HOW TO COMPLETE THIS TASK:
Skip the images and copy each record exactly as written.

(Component data from apps and pages)
####################
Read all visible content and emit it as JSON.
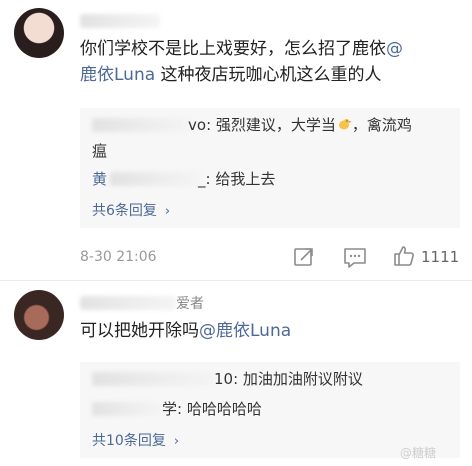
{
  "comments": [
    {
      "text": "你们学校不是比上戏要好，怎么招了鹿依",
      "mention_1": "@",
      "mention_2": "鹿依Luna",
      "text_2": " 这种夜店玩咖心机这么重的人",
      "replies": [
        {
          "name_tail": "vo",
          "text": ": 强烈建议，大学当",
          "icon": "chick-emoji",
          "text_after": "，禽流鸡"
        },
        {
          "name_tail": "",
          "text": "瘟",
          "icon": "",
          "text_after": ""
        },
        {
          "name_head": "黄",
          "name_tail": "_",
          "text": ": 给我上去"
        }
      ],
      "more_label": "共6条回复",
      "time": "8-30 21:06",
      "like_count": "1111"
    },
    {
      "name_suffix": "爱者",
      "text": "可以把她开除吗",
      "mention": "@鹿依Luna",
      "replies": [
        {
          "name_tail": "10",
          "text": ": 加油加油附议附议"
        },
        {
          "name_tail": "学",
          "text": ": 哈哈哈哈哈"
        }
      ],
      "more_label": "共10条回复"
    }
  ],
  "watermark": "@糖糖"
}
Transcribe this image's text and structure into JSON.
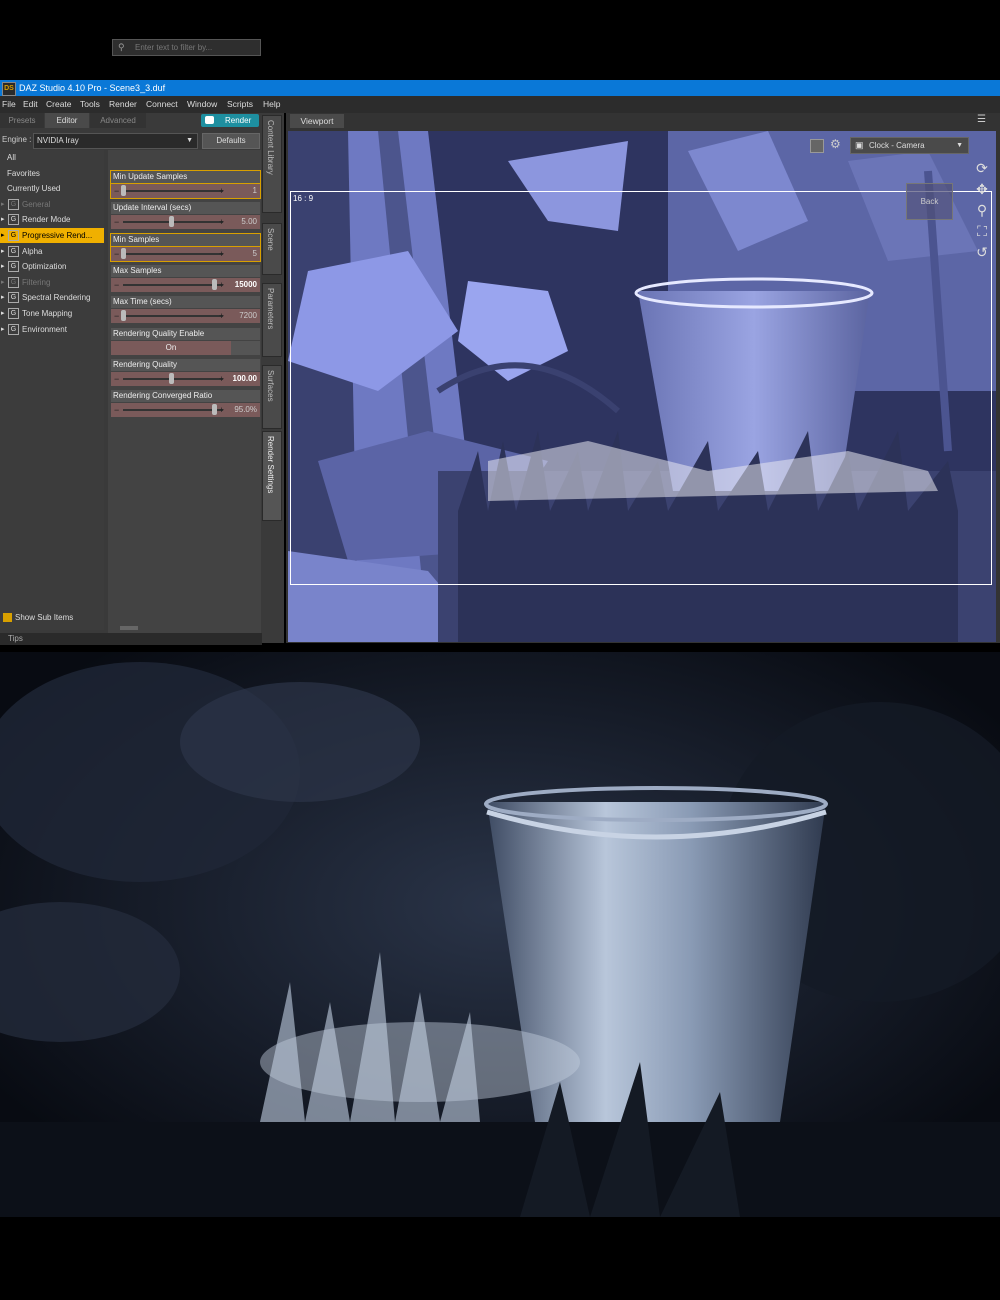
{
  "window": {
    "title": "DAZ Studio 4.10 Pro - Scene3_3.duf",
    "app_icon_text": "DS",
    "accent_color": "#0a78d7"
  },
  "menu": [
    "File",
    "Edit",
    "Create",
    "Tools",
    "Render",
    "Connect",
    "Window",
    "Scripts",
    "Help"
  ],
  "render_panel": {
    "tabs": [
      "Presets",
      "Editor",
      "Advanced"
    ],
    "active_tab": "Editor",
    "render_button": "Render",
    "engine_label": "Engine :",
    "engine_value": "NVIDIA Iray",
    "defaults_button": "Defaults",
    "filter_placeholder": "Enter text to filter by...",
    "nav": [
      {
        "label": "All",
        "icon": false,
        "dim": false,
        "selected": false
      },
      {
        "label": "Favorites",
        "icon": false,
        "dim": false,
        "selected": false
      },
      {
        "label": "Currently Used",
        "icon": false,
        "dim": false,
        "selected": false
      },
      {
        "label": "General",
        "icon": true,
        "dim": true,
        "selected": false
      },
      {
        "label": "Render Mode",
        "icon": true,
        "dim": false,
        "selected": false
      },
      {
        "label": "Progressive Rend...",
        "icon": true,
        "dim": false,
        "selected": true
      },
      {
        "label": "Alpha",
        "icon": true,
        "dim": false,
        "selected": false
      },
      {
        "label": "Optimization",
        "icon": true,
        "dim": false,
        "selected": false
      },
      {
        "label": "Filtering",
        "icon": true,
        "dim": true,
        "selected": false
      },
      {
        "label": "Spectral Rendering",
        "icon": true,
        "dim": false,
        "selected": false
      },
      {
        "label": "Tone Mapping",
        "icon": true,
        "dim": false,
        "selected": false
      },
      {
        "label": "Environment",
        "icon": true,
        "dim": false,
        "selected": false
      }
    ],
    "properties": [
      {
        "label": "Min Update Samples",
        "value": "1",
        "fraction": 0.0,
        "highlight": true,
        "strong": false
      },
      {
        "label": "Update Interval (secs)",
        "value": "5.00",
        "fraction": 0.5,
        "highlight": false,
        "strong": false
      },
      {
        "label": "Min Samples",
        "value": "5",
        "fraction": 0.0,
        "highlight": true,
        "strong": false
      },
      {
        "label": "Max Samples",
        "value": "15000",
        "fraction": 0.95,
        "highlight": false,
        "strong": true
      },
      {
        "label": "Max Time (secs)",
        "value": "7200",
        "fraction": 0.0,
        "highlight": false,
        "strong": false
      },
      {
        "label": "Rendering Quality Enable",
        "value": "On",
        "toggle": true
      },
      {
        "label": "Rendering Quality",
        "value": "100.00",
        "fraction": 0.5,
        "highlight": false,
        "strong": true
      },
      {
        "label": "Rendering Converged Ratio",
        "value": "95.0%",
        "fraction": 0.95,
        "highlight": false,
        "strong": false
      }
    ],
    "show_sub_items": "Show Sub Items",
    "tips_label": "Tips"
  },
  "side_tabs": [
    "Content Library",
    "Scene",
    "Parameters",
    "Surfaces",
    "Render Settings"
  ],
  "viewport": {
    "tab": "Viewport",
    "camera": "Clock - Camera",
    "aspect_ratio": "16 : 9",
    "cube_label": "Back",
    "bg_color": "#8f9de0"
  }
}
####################
RESULT OF THE TASK:
Read all visible content and emit it as JSON.
{
  "comments": [
    {
      "text": "你们学校不是比上戏要好，怎么招了鹿依",
      "mention_1": "@",
      "mention_2": "鹿依Luna",
      "text_2": " 这种夜店玩咖心机这么重的人",
      "replies": [
        {
          "name_tail": "vo",
          "text": ": 强烈建议，大学当",
          "icon": "chick-emoji",
          "text_after": "，禽流鸡"
        },
        {
          "name_tail": "",
          "text": "瘟",
          "icon": "",
          "text_after": ""
        },
        {
          "name_head": "黄",
          "name_tail": "_",
          "text": ": 给我上去"
        }
      ],
      "more_label": "共6条回复",
      "time": "8-30 21:06",
      "like_count": "1111"
    },
    {
      "name_suffix": "爱者",
      "text": "可以把她开除吗",
      "mention": "@鹿依Luna",
      "replies": [
        {
          "name_tail": "10",
          "text": ": 加油加油附议附议"
        },
        {
          "name_tail": "学",
          "text": ": 哈哈哈哈哈"
        }
      ],
      "more_label": "共10条回复"
    }
  ],
  "watermark": "@糖糖"
}
Transcribe this image's text and structure into JSON.
{
  "window": {
    "title": "DAZ Studio 4.10 Pro - Scene3_3.duf",
    "app_icon_text": "DS",
    "accent_color": "#0a78d7"
  },
  "menu": [
    "File",
    "Edit",
    "Create",
    "Tools",
    "Render",
    "Connect",
    "Window",
    "Scripts",
    "Help"
  ],
  "render_panel": {
    "tabs": [
      "Presets",
      "Editor",
      "Advanced"
    ],
    "active_tab": "Editor",
    "render_button": "Render",
    "engine_label": "Engine :",
    "engine_value": "NVIDIA Iray",
    "defaults_button": "Defaults",
    "filter_placeholder": "Enter text to filter by...",
    "nav": [
      {
        "label": "All",
        "icon": false,
        "dim": false,
        "selected": false
      },
      {
        "label": "Favorites",
        "icon": false,
        "dim": false,
        "selected": false
      },
      {
        "label": "Currently Used",
        "icon": false,
        "dim": false,
        "selected": false
      },
      {
        "label": "General",
        "icon": true,
        "dim": true,
        "selected": false
      },
      {
        "label": "Render Mode",
        "icon": true,
        "dim": false,
        "selected": false
      },
      {
        "label": "Progressive Rend...",
        "icon": true,
        "dim": false,
        "selected": true
      },
      {
        "label": "Alpha",
        "icon": true,
        "dim": false,
        "selected": false
      },
      {
        "label": "Optimization",
        "icon": true,
        "dim": false,
        "selected": false
      },
      {
        "label": "Filtering",
        "icon": true,
        "dim": true,
        "selected": false
      },
      {
        "label": "Spectral Rendering",
        "icon": true,
        "dim": false,
        "selected": false
      },
      {
        "label": "Tone Mapping",
        "icon": true,
        "dim": false,
        "selected": false
      },
      {
        "label": "Environment",
        "icon": true,
        "dim": false,
        "selected": false
      }
    ],
    "properties": [
      {
        "label": "Min Update Samples",
        "value": "1",
        "fraction": 0.0,
        "highlight": true,
        "strong": false
      },
      {
        "label": "Update Interval (secs)",
        "value": "5.00",
        "fraction": 0.5,
        "highlight": false,
        "strong": false
      },
      {
        "label": "Min Samples",
        "value": "5",
        "fraction": 0.0,
        "highlight": true,
        "strong": false
      },
      {
        "label": "Max Samples",
        "value": "15000",
        "fraction": 0.95,
        "highlight": false,
        "strong": true
      },
      {
        "label": "Max Time (secs)",
        "value": "7200",
        "fraction": 0.0,
        "highlight": false,
        "strong": false
      },
      {
        "label": "Rendering Quality Enable",
        "value": "On",
        "toggle": true
      },
      {
        "label": "Rendering Quality",
        "value": "100.00",
        "fraction": 0.5,
        "highlight": false,
        "strong": true
      },
      {
        "label": "Rendering Converged Ratio",
        "value": "95.0%",
        "fraction": 0.95,
        "highlight": false,
        "strong": false
      }
    ],
    "show_sub_items": "Show Sub Items",
    "tips_label": "Tips"
  },
  "side_tabs": [
    "Content Library",
    "Scene",
    "Parameters",
    "Surfaces",
    "Render Settings"
  ],
  "viewport": {
    "tab": "Viewport",
    "camera": "Clock - Camera",
    "aspect_ratio": "16 : 9",
    "cube_label": "Back",
    "bg_color": "#8f9de0"
  }
}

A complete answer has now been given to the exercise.